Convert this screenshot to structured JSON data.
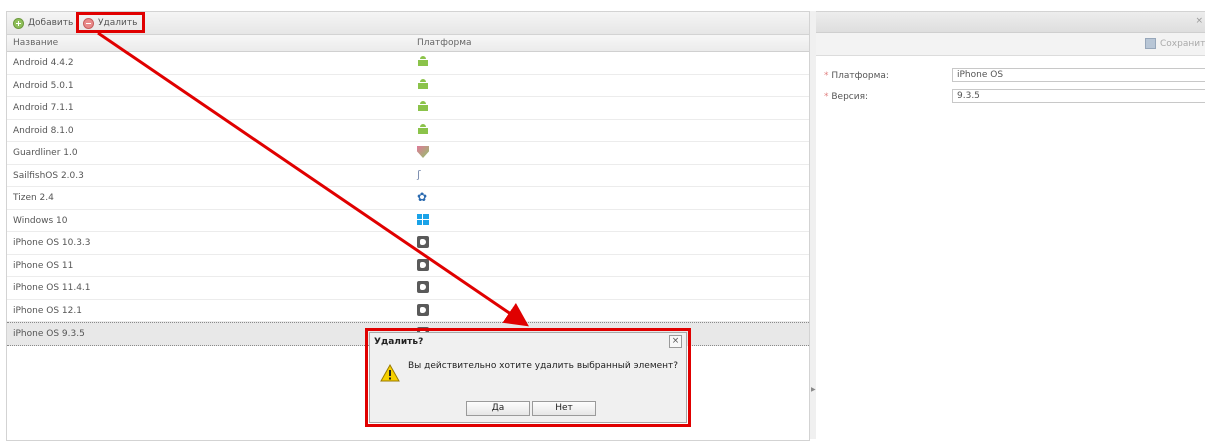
{
  "toolbar": {
    "add_label": "Добавить",
    "delete_label": "Удалить"
  },
  "grid": {
    "columns": [
      "Название",
      "Платформа"
    ],
    "rows": [
      {
        "name": "Android 4.4.2",
        "platform_icon": "android-icon"
      },
      {
        "name": "Android 5.0.1",
        "platform_icon": "android-icon"
      },
      {
        "name": "Android 7.1.1",
        "platform_icon": "android-icon"
      },
      {
        "name": "Android 8.1.0",
        "platform_icon": "android-icon"
      },
      {
        "name": "Guardliner 1.0",
        "platform_icon": "guardliner-shield-icon"
      },
      {
        "name": "SailfishOS 2.0.3",
        "platform_icon": "sailfish-icon"
      },
      {
        "name": "Tizen 2.4",
        "platform_icon": "tizen-icon"
      },
      {
        "name": "Windows 10",
        "platform_icon": "windows-icon"
      },
      {
        "name": "iPhone OS 10.3.3",
        "platform_icon": "ios-icon"
      },
      {
        "name": "iPhone OS 11",
        "platform_icon": "ios-icon"
      },
      {
        "name": "iPhone OS 11.4.1",
        "platform_icon": "ios-icon"
      },
      {
        "name": "iPhone OS 12.1",
        "platform_icon": "ios-icon"
      },
      {
        "name": "iPhone OS 9.3.5",
        "platform_icon": "ios-icon",
        "selected": true
      }
    ]
  },
  "editor": {
    "save_label": "Сохранить",
    "close_glyph": "×",
    "fields": [
      {
        "label": "Платформа:",
        "value": "iPhone OS"
      },
      {
        "label": "Версия:",
        "value": "9.3.5"
      }
    ]
  },
  "dialog": {
    "title": "Удалить?",
    "close_glyph": "×",
    "message": "Вы действительно хотите удалить выбранный элемент?",
    "yes_label": "Да",
    "no_label": "Нет"
  },
  "annotation_color": "#e00000"
}
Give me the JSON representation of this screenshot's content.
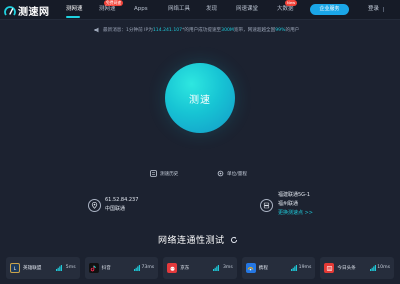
{
  "nav": {
    "logo_text": "测速网",
    "items": [
      {
        "label": "测网速"
      },
      {
        "label": "测网速"
      },
      {
        "label": "Apps"
      },
      {
        "label": "网络工具"
      },
      {
        "label": "发现"
      },
      {
        "label": "网速课堂"
      },
      {
        "label": "大数据"
      }
    ],
    "badges": [
      {
        "label": "免费网速"
      },
      {
        "label": "New"
      }
    ],
    "enterprise_label": "企业服务",
    "login_label": "登录"
  },
  "notice": {
    "prefix": "最新消息：1分钟前 IP为",
    "ip": "114.241.107",
    "middle": "*的用户成功提速至",
    "speed": "300M",
    "middle2": "宽带，网速超越全国",
    "percent": "99%",
    "suffix": "的用户"
  },
  "speed_button": {
    "label": "测速"
  },
  "tools": {
    "history": "测速历史",
    "unit": "单位/量程"
  },
  "client": {
    "ip": "61.52.84.237",
    "isp": "中国联通"
  },
  "server": {
    "name": "福建联通5G-1",
    "location": "福州联通",
    "change_label": "更换测速点 >>"
  },
  "connectivity": {
    "title": "网络连通性测试",
    "sites": [
      {
        "name": "英雄联盟",
        "ms": "5ms",
        "color": "#1d3a5c"
      },
      {
        "name": "抖音",
        "ms": "73ms",
        "color": "#111111"
      },
      {
        "name": "京东",
        "ms": "3ms",
        "color": "#e4393c"
      },
      {
        "name": "携程",
        "ms": "19ms",
        "color": "#2577e3"
      },
      {
        "name": "今日头条",
        "ms": "10ms",
        "color": "#e53935"
      }
    ]
  },
  "colors": {
    "accent": "#1fc8d8",
    "brand_blue": "#1aa6e8",
    "background": "#1c2230"
  }
}
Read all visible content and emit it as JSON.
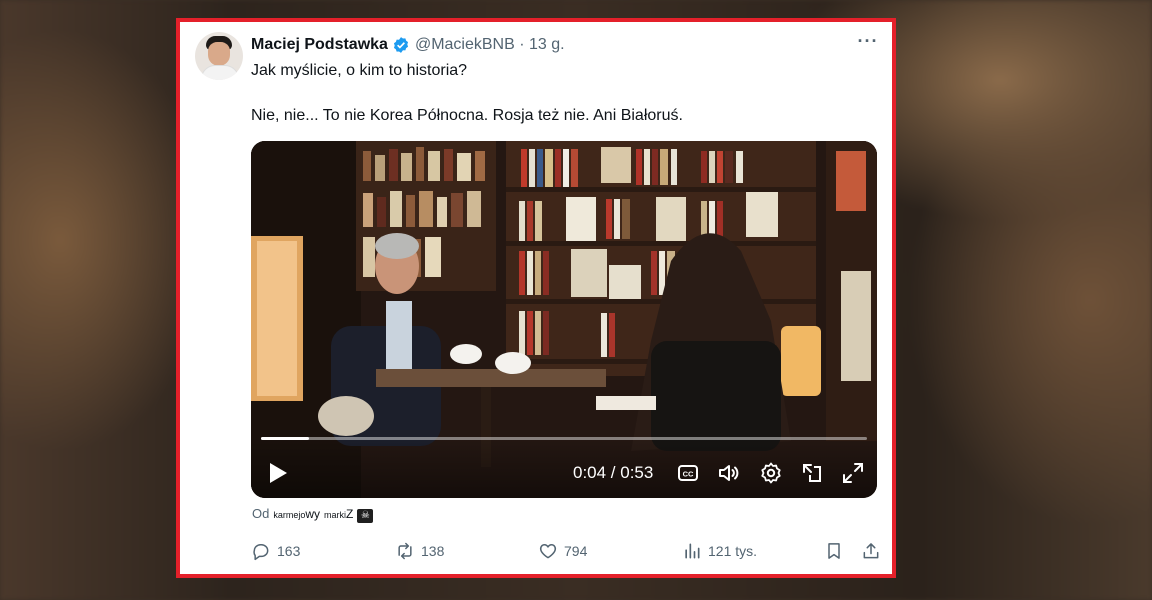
{
  "tweet": {
    "author_name": "Maciej Podstawka",
    "handle_time": "@MaciekBNB · 13 g.",
    "line1": "Jak myślicie, o kim to historia?",
    "line2": "Nie, nie... To nie Korea Północna. Rosja też nie. Ani Białoruś."
  },
  "video": {
    "time_display": "0:04 / 0:53",
    "progress": 0.08
  },
  "source": {
    "prefix": "Od",
    "part1": "karmejo",
    "part2": "wy",
    "part3": "marki",
    "part4": "Z",
    "badge": "☠"
  },
  "actions": {
    "replies": "163",
    "reposts": "138",
    "likes": "794",
    "views": "121 tys."
  },
  "colors": {
    "frame_border": "#e4202a",
    "verified": "#1d9bf0",
    "text_secondary": "#536471"
  },
  "icons": [
    "verified-badge-icon",
    "more-icon",
    "play-icon",
    "captions-icon",
    "volume-icon",
    "settings-icon",
    "pip-icon",
    "fullscreen-icon",
    "reply-icon",
    "repost-icon",
    "like-icon",
    "views-icon",
    "bookmark-icon",
    "share-icon"
  ]
}
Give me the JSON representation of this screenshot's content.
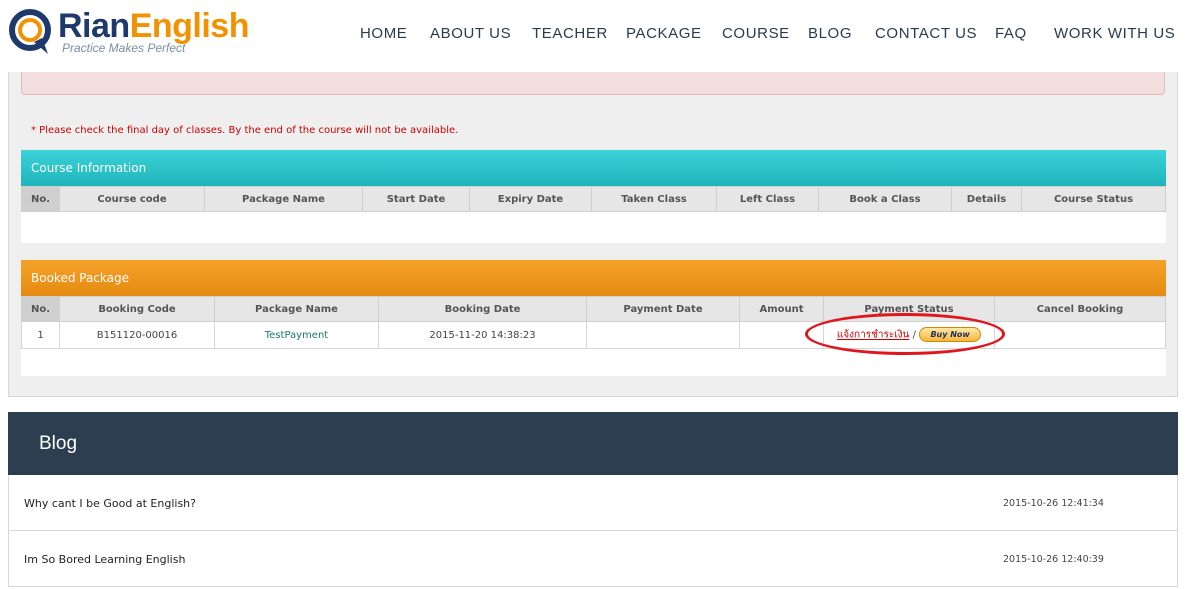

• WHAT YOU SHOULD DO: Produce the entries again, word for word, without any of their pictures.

• FINAL ANSWER:
Convert this screenshot to structured JSON data.
{
  "toolbar": {
    "add_label": "Добавить",
    "delete_label": "Удалить"
  },
  "grid": {
    "columns": [
      "Название",
      "Платформа"
    ],
    "rows": [
      {
        "name": "Android 4.4.2",
        "platform_icon": "android-icon"
      },
      {
        "name": "Android 5.0.1",
        "platform_icon": "android-icon"
      },
      {
        "name": "Android 7.1.1",
        "platform_icon": "android-icon"
      },
      {
        "name": "Android 8.1.0",
        "platform_icon": "android-icon"
      },
      {
        "name": "Guardliner 1.0",
        "platform_icon": "guardliner-shield-icon"
      },
      {
        "name": "SailfishOS 2.0.3",
        "platform_icon": "sailfish-icon"
      },
      {
        "name": "Tizen 2.4",
        "platform_icon": "tizen-icon"
      },
      {
        "name": "Windows 10",
        "platform_icon": "windows-icon"
      },
      {
        "name": "iPhone OS 10.3.3",
        "platform_icon": "ios-icon"
      },
      {
        "name": "iPhone OS 11",
        "platform_icon": "ios-icon"
      },
      {
        "name": "iPhone OS 11.4.1",
        "platform_icon": "ios-icon"
      },
      {
        "name": "iPhone OS 12.1",
        "platform_icon": "ios-icon"
      },
      {
        "name": "iPhone OS 9.3.5",
        "platform_icon": "ios-icon",
        "selected": true
      }
    ]
  },
  "editor": {
    "save_label": "Сохранить",
    "close_glyph": "×",
    "fields": [
      {
        "label": "Платформа:",
        "value": "iPhone OS"
      },
      {
        "label": "Версия:",
        "value": "9.3.5"
      }
    ]
  },
  "dialog": {
    "title": "Удалить?",
    "close_glyph": "×",
    "message": "Вы действительно хотите удалить выбранный элемент?",
    "yes_label": "Да",
    "no_label": "Нет"
  },
  "annotation_color": "#e00000"
}
Give me the JSON representation of this screenshot's content.
{
  "nav": {
    "logo_text": "测速网",
    "items": [
      {
        "label": "测网速"
      },
      {
        "label": "测网速"
      },
      {
        "label": "Apps"
      },
      {
        "label": "网络工具"
      },
      {
        "label": "发现"
      },
      {
        "label": "网速课堂"
      },
      {
        "label": "大数据"
      }
    ],
    "badges": [
      {
        "label": "免费网速"
      },
      {
        "label": "New"
      }
    ],
    "enterprise_label": "企业服务",
    "login_label": "登录"
  },
  "notice": {
    "prefix": "最新消息：1分钟前 IP为",
    "ip": "114.241.107",
    "middle": "*的用户成功提速至",
    "speed": "300M",
    "middle2": "宽带，网速超越全国",
    "percent": "99%",
    "suffix": "的用户"
  },
  "speed_button": {
    "label": "测速"
  },
  "tools": {
    "history": "测速历史",
    "unit": "单位/量程"
  },
  "client": {
    "ip": "61.52.84.237",
    "isp": "中国联通"
  },
  "server": {
    "name": "福建联通5G-1",
    "location": "福州联通",
    "change_label": "更换测速点 >>"
  },
  "connectivity": {
    "title": "网络连通性测试",
    "sites": [
      {
        "name": "英雄联盟",
        "ms": "5ms",
        "color": "#1d3a5c"
      },
      {
        "name": "抖音",
        "ms": "73ms",
        "color": "#111111"
      },
      {
        "name": "京东",
        "ms": "3ms",
        "color": "#e4393c"
      },
      {
        "name": "携程",
        "ms": "19ms",
        "color": "#2577e3"
      },
      {
        "name": "今日头条",
        "ms": "10ms",
        "color": "#e53935"
      }
    ]
  },
  "colors": {
    "accent": "#1fc8d8",
    "brand_blue": "#1aa6e8",
    "background": "#1c2230"
  }
}
Read all visible content and emit it as JSON.
{
  "tweet": {
    "author_name": "Maciej Podstawka",
    "handle_time": "@MaciekBNB · 13 g.",
    "line1": "Jak myślicie, o kim to historia?",
    "line2": "Nie, nie... To nie Korea Północna. Rosja też nie. Ani Białoruś."
  },
  "video": {
    "time_display": "0:04 / 0:53",
    "progress": 0.08
  },
  "source": {
    "prefix": "Od",
    "part1": "karmejo",
    "part2": "wy",
    "part3": "marki",
    "part4": "Z",
    "badge": "☠"
  },
  "actions": {
    "replies": "163",
    "reposts": "138",
    "likes": "794",
    "views": "121 tys."
  },
  "colors": {
    "frame_border": "#e4202a",
    "verified": "#1d9bf0",
    "text_secondary": "#536471"
  },
  "icons": [
    "verified-badge-icon",
    "more-icon",
    "play-icon",
    "captions-icon",
    "volume-icon",
    "settings-icon",
    "pip-icon",
    "fullscreen-icon",
    "reply-icon",
    "repost-icon",
    "like-icon",
    "views-icon",
    "bookmark-icon",
    "share-icon"
  ]
}
Give me the JSON representation of this screenshot's content.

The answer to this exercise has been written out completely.